Anonymous said...

Is “redemptive violence” that which God does when He performs his final cleansing of this earth?

Anonymous said...

Ron: maybe read up on Walter Wink to grasp the meaning of the myth of redemptive violence... It's a powerful concept, though I agree Blake uses it incorrectly.

Elaine Nelson said...

We should "call" pastors on the lack of factual honesty in their preaching.

John McClarty's blog (linked from here) has one posted this month where he implies that since Creation, Sabbath has been observed through the ages.

This, without a single supporting text, but merely an Adventist assumption, is so frequently used that it should not pass without question.

Ron Corson said...

Elaine, McClarty's reference to the sabbath from creation is an interpretation. As such it is not something that we can simply say is wrong. Far different from saying all time and money spent by the US is money spent on redemptive violence.

When someone is clearly wrong and denies that they are wrong that is completely irrational and displays a severe problem with their character or mind. Interpretations on the other hand may involve presupposition which ultimately may be wrong but which are not objectively wrong unless they actually go counter to what the person is actually saying themselves. For example if someone says God is Love and God will torture wicked people for eternity then not only is the interpretation questionable but they have made their statement wrong and nonsensical by saying that love is God torturing the wicked for eternity. They have defined loved in a way that goes against the very meaning of love. It may be conceivable that in some situation the most loving thing to do is to kill someone.

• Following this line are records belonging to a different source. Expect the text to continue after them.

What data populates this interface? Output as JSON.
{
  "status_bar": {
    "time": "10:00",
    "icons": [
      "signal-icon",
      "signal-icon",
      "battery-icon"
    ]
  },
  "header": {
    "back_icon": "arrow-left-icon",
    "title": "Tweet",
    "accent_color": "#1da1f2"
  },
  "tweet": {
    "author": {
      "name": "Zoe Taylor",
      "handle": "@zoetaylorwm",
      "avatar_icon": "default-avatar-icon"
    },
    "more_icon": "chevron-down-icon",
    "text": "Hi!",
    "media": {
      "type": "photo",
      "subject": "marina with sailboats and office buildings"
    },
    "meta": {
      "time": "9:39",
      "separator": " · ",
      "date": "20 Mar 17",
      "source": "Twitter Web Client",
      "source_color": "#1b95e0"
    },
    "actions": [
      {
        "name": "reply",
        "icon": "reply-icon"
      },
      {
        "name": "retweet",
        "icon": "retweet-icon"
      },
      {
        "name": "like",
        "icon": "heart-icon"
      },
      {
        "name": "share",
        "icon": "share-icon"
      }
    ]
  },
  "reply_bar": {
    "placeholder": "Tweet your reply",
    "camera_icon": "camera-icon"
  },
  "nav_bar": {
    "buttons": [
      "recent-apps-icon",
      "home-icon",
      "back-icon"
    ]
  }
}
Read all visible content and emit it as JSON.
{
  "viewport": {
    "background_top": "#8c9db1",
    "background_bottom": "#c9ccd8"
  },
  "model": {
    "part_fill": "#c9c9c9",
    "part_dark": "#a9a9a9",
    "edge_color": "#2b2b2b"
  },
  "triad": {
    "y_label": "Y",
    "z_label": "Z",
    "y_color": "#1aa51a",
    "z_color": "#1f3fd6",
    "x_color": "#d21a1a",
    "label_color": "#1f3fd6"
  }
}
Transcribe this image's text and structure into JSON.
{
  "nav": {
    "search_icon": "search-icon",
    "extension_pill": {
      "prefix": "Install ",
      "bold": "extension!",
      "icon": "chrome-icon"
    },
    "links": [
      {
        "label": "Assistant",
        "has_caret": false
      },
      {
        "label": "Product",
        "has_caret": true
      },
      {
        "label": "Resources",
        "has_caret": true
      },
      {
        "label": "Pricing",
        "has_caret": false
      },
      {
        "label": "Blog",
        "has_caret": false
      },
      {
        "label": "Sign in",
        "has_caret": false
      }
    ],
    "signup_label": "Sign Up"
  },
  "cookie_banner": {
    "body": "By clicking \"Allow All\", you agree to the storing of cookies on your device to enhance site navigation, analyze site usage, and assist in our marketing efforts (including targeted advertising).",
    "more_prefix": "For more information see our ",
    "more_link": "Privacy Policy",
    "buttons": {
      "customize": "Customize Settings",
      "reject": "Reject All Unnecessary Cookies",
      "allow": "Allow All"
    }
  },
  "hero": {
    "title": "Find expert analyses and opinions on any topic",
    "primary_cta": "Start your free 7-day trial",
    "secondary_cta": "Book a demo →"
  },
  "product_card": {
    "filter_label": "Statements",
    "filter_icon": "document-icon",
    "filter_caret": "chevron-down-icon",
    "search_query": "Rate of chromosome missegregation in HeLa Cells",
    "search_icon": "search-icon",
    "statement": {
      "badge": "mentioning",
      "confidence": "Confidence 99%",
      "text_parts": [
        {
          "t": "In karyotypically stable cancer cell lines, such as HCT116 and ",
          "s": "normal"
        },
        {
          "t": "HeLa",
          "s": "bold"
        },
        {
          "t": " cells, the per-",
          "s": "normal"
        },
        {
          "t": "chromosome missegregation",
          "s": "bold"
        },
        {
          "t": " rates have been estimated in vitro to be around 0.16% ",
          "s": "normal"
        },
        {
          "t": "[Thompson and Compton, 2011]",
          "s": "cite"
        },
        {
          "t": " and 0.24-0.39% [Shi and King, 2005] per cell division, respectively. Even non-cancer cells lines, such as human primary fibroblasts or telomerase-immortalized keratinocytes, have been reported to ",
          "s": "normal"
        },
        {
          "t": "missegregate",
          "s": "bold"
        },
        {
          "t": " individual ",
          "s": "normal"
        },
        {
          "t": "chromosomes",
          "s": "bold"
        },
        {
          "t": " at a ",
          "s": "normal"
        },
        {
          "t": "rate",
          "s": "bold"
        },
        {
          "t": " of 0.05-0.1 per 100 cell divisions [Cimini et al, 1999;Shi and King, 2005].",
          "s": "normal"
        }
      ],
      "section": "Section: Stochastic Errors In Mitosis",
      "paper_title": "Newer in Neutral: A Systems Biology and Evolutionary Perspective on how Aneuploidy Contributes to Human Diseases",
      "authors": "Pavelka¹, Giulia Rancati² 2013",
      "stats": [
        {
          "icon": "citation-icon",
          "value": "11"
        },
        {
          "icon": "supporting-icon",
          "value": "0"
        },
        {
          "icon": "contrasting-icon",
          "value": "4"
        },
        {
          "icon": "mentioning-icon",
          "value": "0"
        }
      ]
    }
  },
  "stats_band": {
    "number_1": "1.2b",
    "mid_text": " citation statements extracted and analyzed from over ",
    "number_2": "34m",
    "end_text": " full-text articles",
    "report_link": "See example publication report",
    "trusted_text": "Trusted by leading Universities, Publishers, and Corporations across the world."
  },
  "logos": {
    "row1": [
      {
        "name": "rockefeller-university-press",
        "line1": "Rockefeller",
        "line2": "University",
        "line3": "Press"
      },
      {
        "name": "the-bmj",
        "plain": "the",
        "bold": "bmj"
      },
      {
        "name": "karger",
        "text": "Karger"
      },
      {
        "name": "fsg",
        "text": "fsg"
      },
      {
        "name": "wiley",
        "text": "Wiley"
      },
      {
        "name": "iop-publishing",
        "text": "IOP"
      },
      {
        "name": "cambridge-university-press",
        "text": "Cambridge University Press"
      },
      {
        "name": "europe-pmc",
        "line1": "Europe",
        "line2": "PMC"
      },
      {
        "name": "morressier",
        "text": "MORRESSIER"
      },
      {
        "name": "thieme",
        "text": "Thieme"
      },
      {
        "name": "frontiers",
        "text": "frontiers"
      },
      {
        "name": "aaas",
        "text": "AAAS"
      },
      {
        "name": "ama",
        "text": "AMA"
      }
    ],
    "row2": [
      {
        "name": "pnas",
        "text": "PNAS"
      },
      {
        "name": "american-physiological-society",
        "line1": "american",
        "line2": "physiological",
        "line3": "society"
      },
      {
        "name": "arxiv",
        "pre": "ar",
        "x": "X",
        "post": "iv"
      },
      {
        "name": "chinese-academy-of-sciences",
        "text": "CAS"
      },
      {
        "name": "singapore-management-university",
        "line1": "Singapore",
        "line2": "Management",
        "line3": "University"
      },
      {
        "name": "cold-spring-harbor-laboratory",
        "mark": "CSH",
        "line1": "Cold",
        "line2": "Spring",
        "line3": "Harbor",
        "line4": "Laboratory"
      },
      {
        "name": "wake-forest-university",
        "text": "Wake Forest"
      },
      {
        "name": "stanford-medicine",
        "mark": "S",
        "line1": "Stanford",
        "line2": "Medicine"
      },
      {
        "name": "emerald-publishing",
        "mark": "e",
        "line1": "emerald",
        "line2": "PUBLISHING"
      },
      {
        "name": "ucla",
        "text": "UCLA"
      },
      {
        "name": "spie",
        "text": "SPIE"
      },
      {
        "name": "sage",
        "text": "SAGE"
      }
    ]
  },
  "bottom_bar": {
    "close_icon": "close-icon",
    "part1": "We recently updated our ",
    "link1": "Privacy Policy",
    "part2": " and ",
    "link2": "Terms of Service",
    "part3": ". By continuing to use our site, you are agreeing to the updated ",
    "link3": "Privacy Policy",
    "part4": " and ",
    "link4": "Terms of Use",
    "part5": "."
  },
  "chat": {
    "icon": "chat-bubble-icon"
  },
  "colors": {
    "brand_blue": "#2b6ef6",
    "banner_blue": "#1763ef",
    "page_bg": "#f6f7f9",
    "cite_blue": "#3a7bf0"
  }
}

But there is no way that torturing someone for eternity could fit in the definition of love.

Elaine Nelson said...

Ron,yes, interpretation is not the same as good exegesis, IMO. To state something as factual leaves no room for private interpretation.
This goes for all scripture: all is an individual interpretation.
Since the subject was "objectivity"
it did seem appropo to differentiate between subjectivity (which is an interpretation) and objectivity--where there is almost unanimity.